Now they know that “private” isn’t really private online, especially if you don’t personally know the group of people you’re talking to. All it takes is one person to take offense and share it publicly (or, say, with Harvard admissions). Look, Facebook was literally invented while I was in college. Those were the days when only a handful of schools even had access to what was then known as “thefacebook.com” and it was primarily used to share drunk pics from the weekend and/or find other students in your classes so you could skip and still get the homework assignments. It certainly wasn’t a place where parents, bosses, college administrators or even impressionable children you’d never met could see you what you posted. In a way, I learned about the internet by having to grow up with Facebook. As it expanded, I had to rethink how I presented myself online. Even when you think things are private or you’ve covered your tracks, you are still leaving a paper trail (just look at New Hampshire representative Robert Fisher, who was recently revealed as the creator and moderator of the misogynistic Reddit forum called The Red Pill). So maybe make your dead baby jokes in person, with a small group of confidants and in a setting where no one will overhear you. Like Cards Against Humanity played in a cabin in the woods with no wifi.
They have also learned that humor doesn’t always translate online. Somebody, somewhere will get offended by anything you say — and that is only magnified when you are actually trying to be offensive. Of course you don’t think anyone would believe that you’re a Nazi sympathizer just because you cracked a Holocaust joke … and you would be wrong. The world is a great big place full of people who really do believe some scary, terrible things — and they are on the internet too. So how can a stranger who doesn’t know you personally know that you don’t really believe what you’re saying? You should know your audience when you make a joke, but they also need to know you in order to know how to perceive it. Just remember the tale of poor Justine Sacco and her AIDS joke heard ‘round the Twittersphere.

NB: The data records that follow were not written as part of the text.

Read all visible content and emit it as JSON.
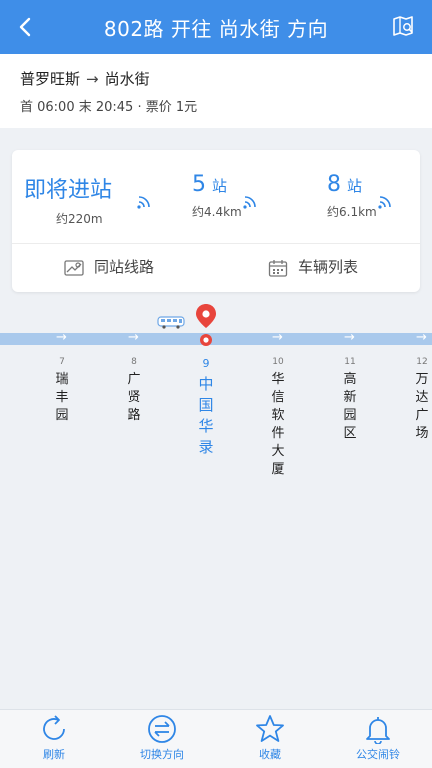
{
  "header": {
    "title": "802路 开往 尚水街 方向"
  },
  "route": {
    "start": "普罗旺斯",
    "arrow": "→",
    "end": "尚水街",
    "schedule": "首 06:00 末 20:45 · 票价 1元"
  },
  "arrivals": [
    {
      "main": "即将进站",
      "distance": "约220m"
    },
    {
      "number": "5",
      "unit": "站",
      "distance": "约4.4km"
    },
    {
      "number": "8",
      "unit": "站",
      "distance": "约6.1km"
    }
  ],
  "actions": {
    "same_station": "同站线路",
    "vehicle_list": "车辆列表"
  },
  "stations": [
    {
      "num": "7",
      "name": [
        "瑞",
        "丰",
        "园"
      ]
    },
    {
      "num": "8",
      "name": [
        "广",
        "贤",
        "路"
      ]
    },
    {
      "num": "9",
      "name": [
        "中",
        "国",
        "华",
        "录"
      ],
      "active": true
    },
    {
      "num": "10",
      "name": [
        "华",
        "信",
        "软",
        "件",
        "大",
        "厦"
      ]
    },
    {
      "num": "11",
      "name": [
        "高",
        "新",
        "园",
        "区"
      ]
    },
    {
      "num": "12",
      "name": [
        "万",
        "达",
        "广",
        "场"
      ]
    }
  ],
  "tabs": [
    {
      "label": "刷新",
      "icon": "refresh-icon"
    },
    {
      "label": "切换方向",
      "icon": "switch-direction-icon"
    },
    {
      "label": "收藏",
      "icon": "star-icon"
    },
    {
      "label": "公交闹铃",
      "icon": "bell-icon"
    }
  ],
  "colors": {
    "primary": "#3f8ee8",
    "accent": "#2f86e6",
    "track": "#a9c9ec",
    "pin": "#e8453c"
  }
}
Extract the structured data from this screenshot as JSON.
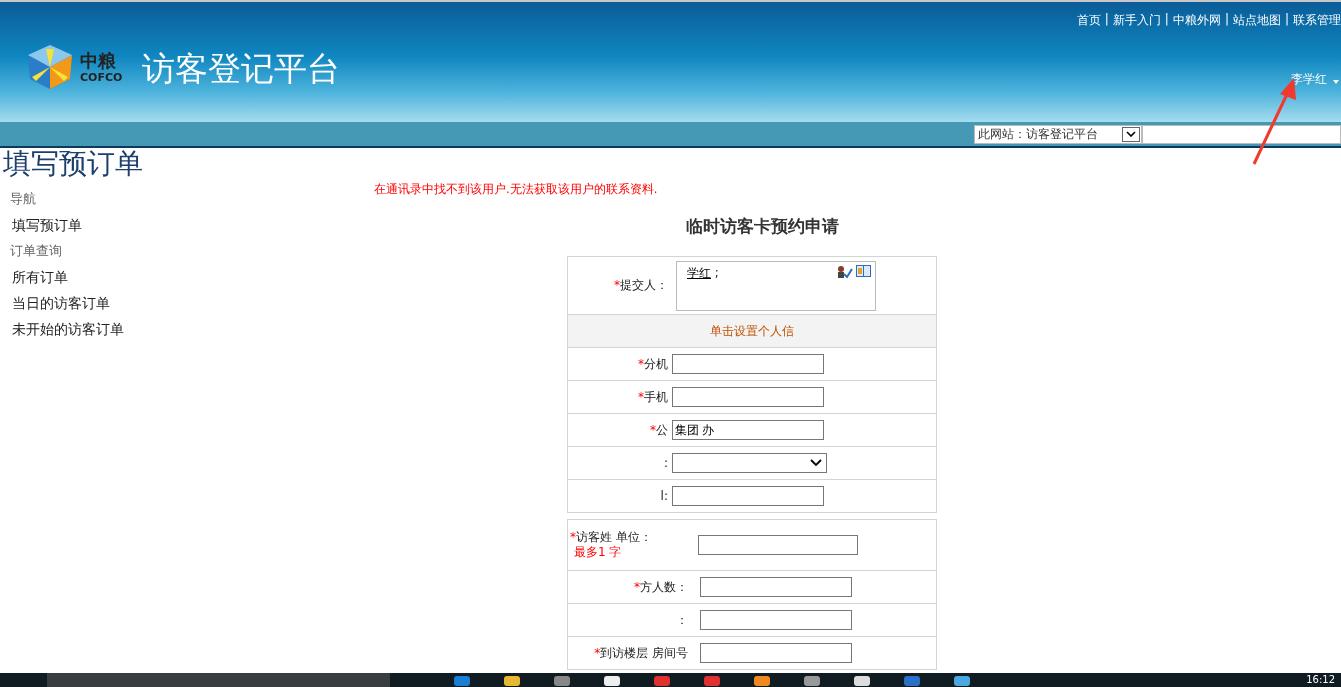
{
  "header": {
    "logo_cn": "中粮",
    "logo_en": "COFCO",
    "site_title": "访客登记平台",
    "top_links": [
      "首页",
      "新手入门",
      "中粮外网",
      "站点地图",
      "联系管理"
    ],
    "link_separator": "|",
    "user": "李学红",
    "search_scope": "此网站：访客登记平台"
  },
  "page_title": "填写预订单",
  "nav": [
    {
      "kind": "heading",
      "label": "导航"
    },
    {
      "kind": "link",
      "label": "填写预订单"
    },
    {
      "kind": "heading",
      "label": "订单查询"
    },
    {
      "kind": "link",
      "label": "所有订单"
    },
    {
      "kind": "link",
      "label": "当日的访客订单"
    },
    {
      "kind": "link",
      "label": "未开始的访客订单"
    }
  ],
  "error_message": "在通讯录中找不到该用户.无法获取该用户的联系资料.",
  "form": {
    "title": "临时访客卡预约申请",
    "submitter": {
      "mark": "*",
      "label": "提交人：",
      "name": "学红",
      "separator": ";"
    },
    "personal_link": "单击设置个人信",
    "section_1": [
      {
        "kind": "input",
        "mark": "*",
        "label": "分机"
      },
      {
        "kind": "input",
        "mark": "*",
        "label": "手机"
      },
      {
        "kind": "input",
        "mark": "*",
        "label": "公",
        "value": "集团 办"
      },
      {
        "kind": "select",
        "label": ":"
      },
      {
        "kind": "input",
        "label": "l:"
      }
    ],
    "section_2": [
      {
        "kind": "input",
        "mark": "*",
        "label": "访客姓 单位：",
        "note": "最多1 字"
      },
      {
        "kind": "input",
        "mark": "*",
        "label": "方人数："
      },
      {
        "kind": "input",
        "label": "："
      },
      {
        "kind": "input",
        "mark": "*",
        "label": "到访楼层 房间号"
      }
    ]
  },
  "taskbar": {
    "clock": "16:12"
  }
}
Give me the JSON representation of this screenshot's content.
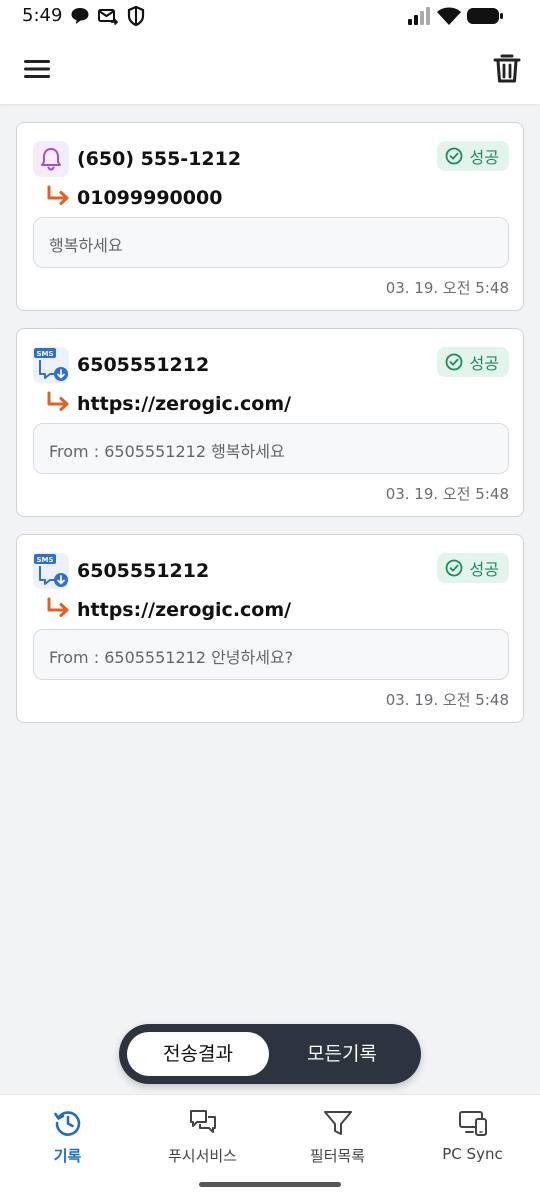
{
  "status_bar": {
    "time": "5:49"
  },
  "colors": {
    "accent": "#1c6fc4",
    "success": "#1f8a5b",
    "success_bg": "#e3f4ec",
    "arrow": "#e3601e",
    "segment_bg": "#2d333f"
  },
  "records": [
    {
      "icon": "bell-icon",
      "sender": "(650) 555-1212",
      "status": "성공",
      "target": "01099990000",
      "message": "행복하세요",
      "date": "03. 19. 오전 5:48"
    },
    {
      "icon": "sms-icon",
      "sender": "6505551212",
      "status": "성공",
      "target": "https://zerogic.com/",
      "message": "From : 6505551212 행복하세요",
      "date": "03. 19. 오전 5:48"
    },
    {
      "icon": "sms-icon",
      "sender": "6505551212",
      "status": "성공",
      "target": "https://zerogic.com/",
      "message": "From : 6505551212 안녕하세요?",
      "date": "03. 19. 오전 5:48"
    }
  ],
  "segment": {
    "selected": "전송결과",
    "other": "모든기록"
  },
  "bottom_nav": [
    {
      "label": "기록",
      "icon": "history-icon",
      "active": true
    },
    {
      "label": "푸시서비스",
      "icon": "chat-icon",
      "active": false
    },
    {
      "label": "필터목록",
      "icon": "filter-icon",
      "active": false
    },
    {
      "label": "PC Sync",
      "icon": "pc-sync-icon",
      "active": false
    }
  ]
}
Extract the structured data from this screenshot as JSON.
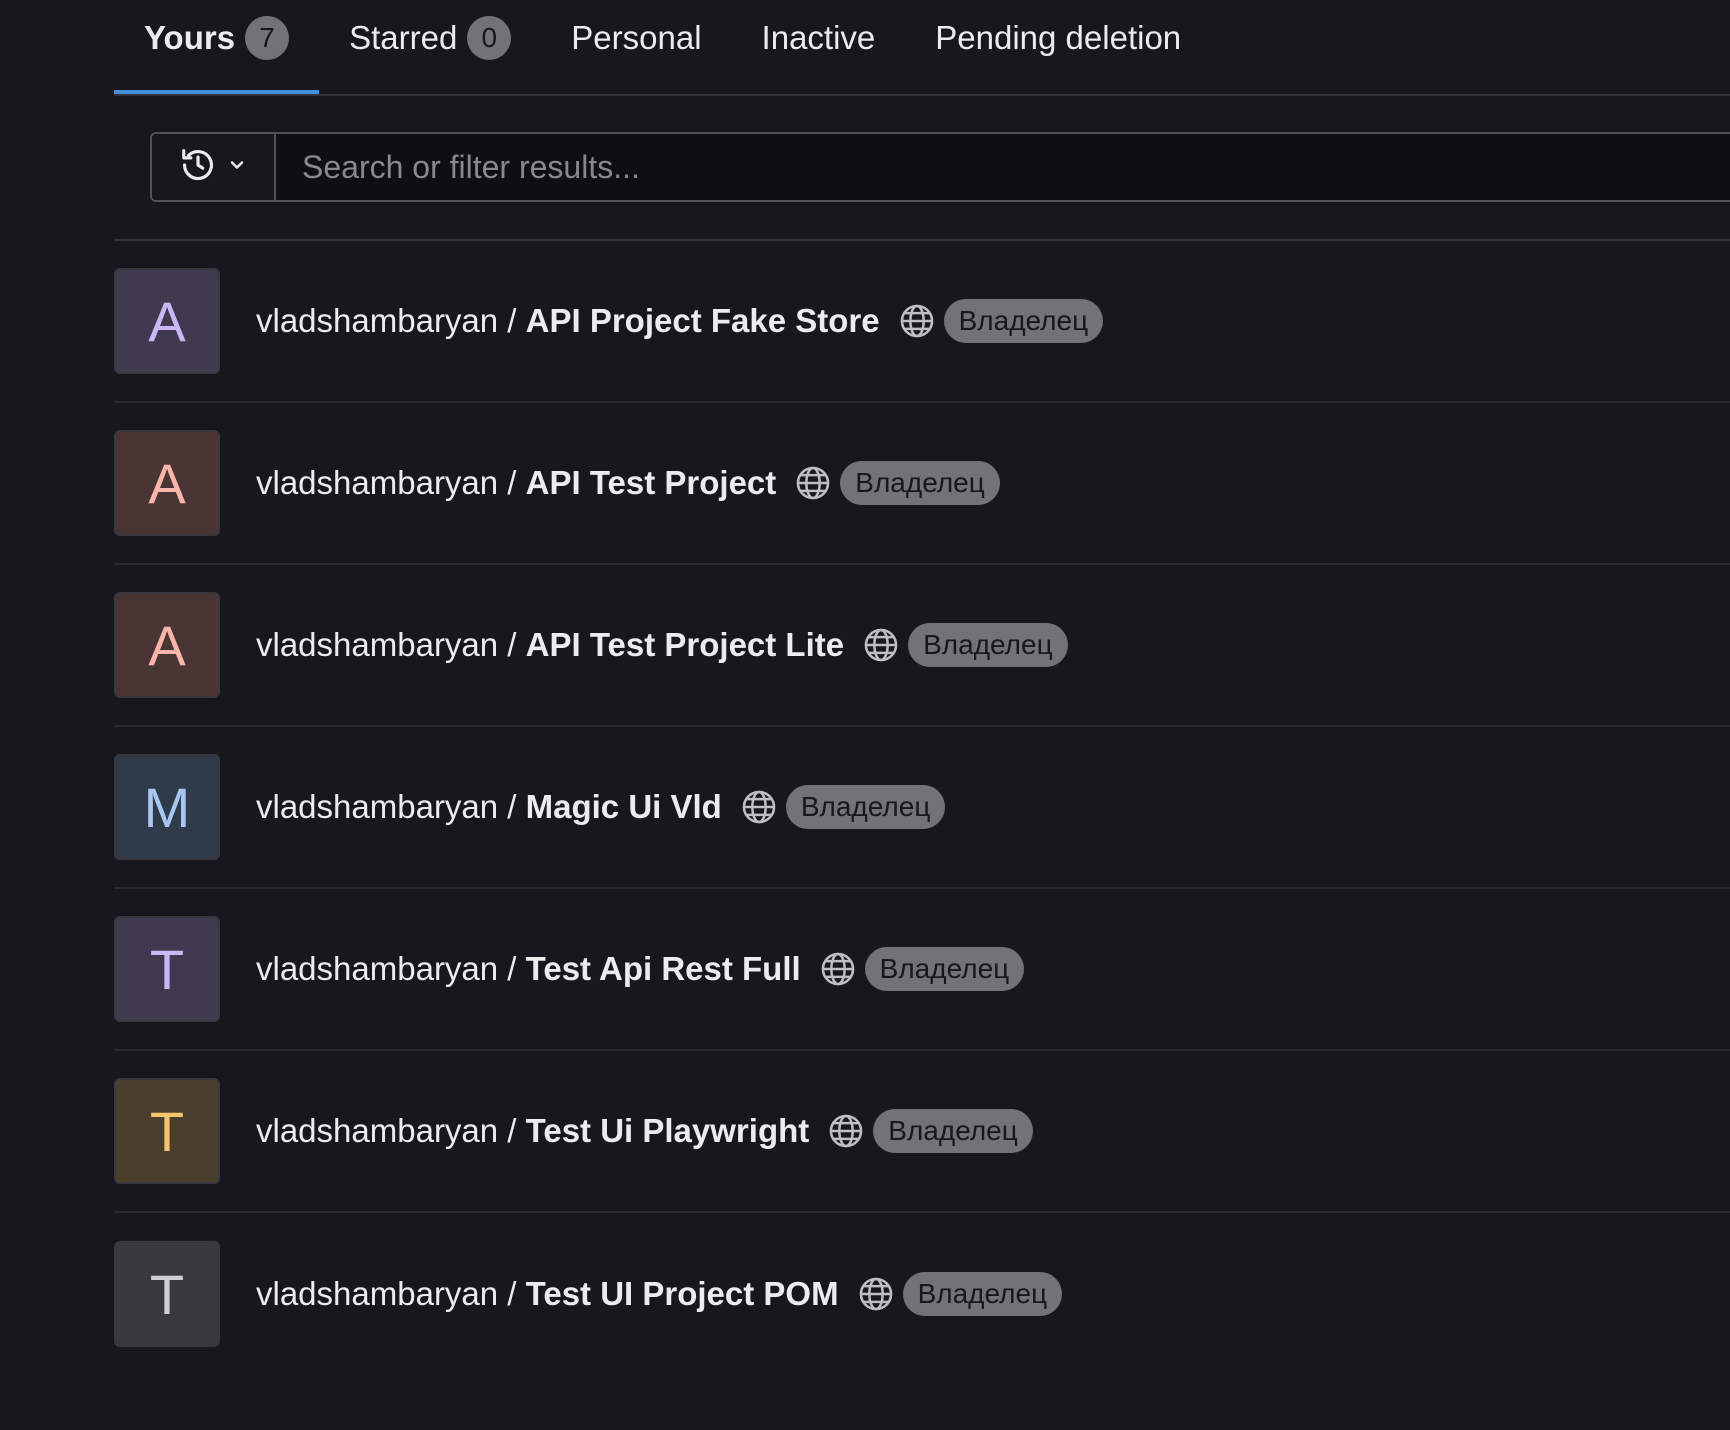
{
  "tabs": [
    {
      "label": "Yours",
      "count": "7",
      "active": true
    },
    {
      "label": "Starred",
      "count": "0",
      "active": false
    },
    {
      "label": "Personal",
      "count": null,
      "active": false
    },
    {
      "label": "Inactive",
      "count": null,
      "active": false
    },
    {
      "label": "Pending deletion",
      "count": null,
      "active": false
    }
  ],
  "search": {
    "placeholder": "Search or filter results...",
    "value": "",
    "history_icon": "history-icon",
    "dropdown_icon": "chevron-down-icon"
  },
  "projects": [
    {
      "namespace": "vladshambaryan / ",
      "name": "API Project Fake Store",
      "avatar_letter": "A",
      "avatar_bg": "#3f3a4f",
      "avatar_fg": "#c9b8f5",
      "visibility_icon": "globe-icon",
      "role": "Владелец"
    },
    {
      "namespace": "vladshambaryan / ",
      "name": "API Test Project",
      "avatar_letter": "A",
      "avatar_bg": "#4a3535",
      "avatar_fg": "#fcb5aa",
      "visibility_icon": "globe-icon",
      "role": "Владелец"
    },
    {
      "namespace": "vladshambaryan / ",
      "name": "API Test Project Lite",
      "avatar_letter": "A",
      "avatar_bg": "#4a3535",
      "avatar_fg": "#fcb5aa",
      "visibility_icon": "globe-icon",
      "role": "Владелец"
    },
    {
      "namespace": "vladshambaryan / ",
      "name": "Magic Ui Vld",
      "avatar_letter": "M",
      "avatar_bg": "#2f3a4a",
      "avatar_fg": "#a8c7f0",
      "visibility_icon": "globe-icon",
      "role": "Владелец"
    },
    {
      "namespace": "vladshambaryan / ",
      "name": "Test Api Rest Full",
      "avatar_letter": "T",
      "avatar_bg": "#3f3a4f",
      "avatar_fg": "#c9b8f5",
      "visibility_icon": "globe-icon",
      "role": "Владелец"
    },
    {
      "namespace": "vladshambaryan / ",
      "name": "Test Ui Playwright",
      "avatar_letter": "T",
      "avatar_bg": "#4a3e2d",
      "avatar_fg": "#f5c46f",
      "visibility_icon": "globe-icon",
      "role": "Владелец"
    },
    {
      "namespace": "vladshambaryan / ",
      "name": "Test UI Project POM",
      "avatar_letter": "T",
      "avatar_bg": "#3a393f",
      "avatar_fg": "#d0cfd4",
      "visibility_icon": "globe-icon",
      "role": "Владелец"
    }
  ],
  "colors": {
    "background": "#18171d",
    "active_tab_underline": "#428fdc",
    "badge_bg": "#737278"
  }
}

These kids were part of the 5.2 percent of applicants that Harvard accepted this year. They clearly have something going for them, and will probably be fine in the long run. If nothing else they can write a book about this experience and then turn it into a TED talk in a few years. And I don’t for a second believe that they are all “bad kids” just because they shared some truly tasteless memes. I bet I would have laughed at some of them, if no one was around to hear me (and I’m sure I’ve said worse things in my time). In fact, I tend to think there is value to being an asshole at least some of the time. But context is key, and the trick to being a successful asshole is to know when and how to be one. These kids just got a free Ivy League lesson in the matter.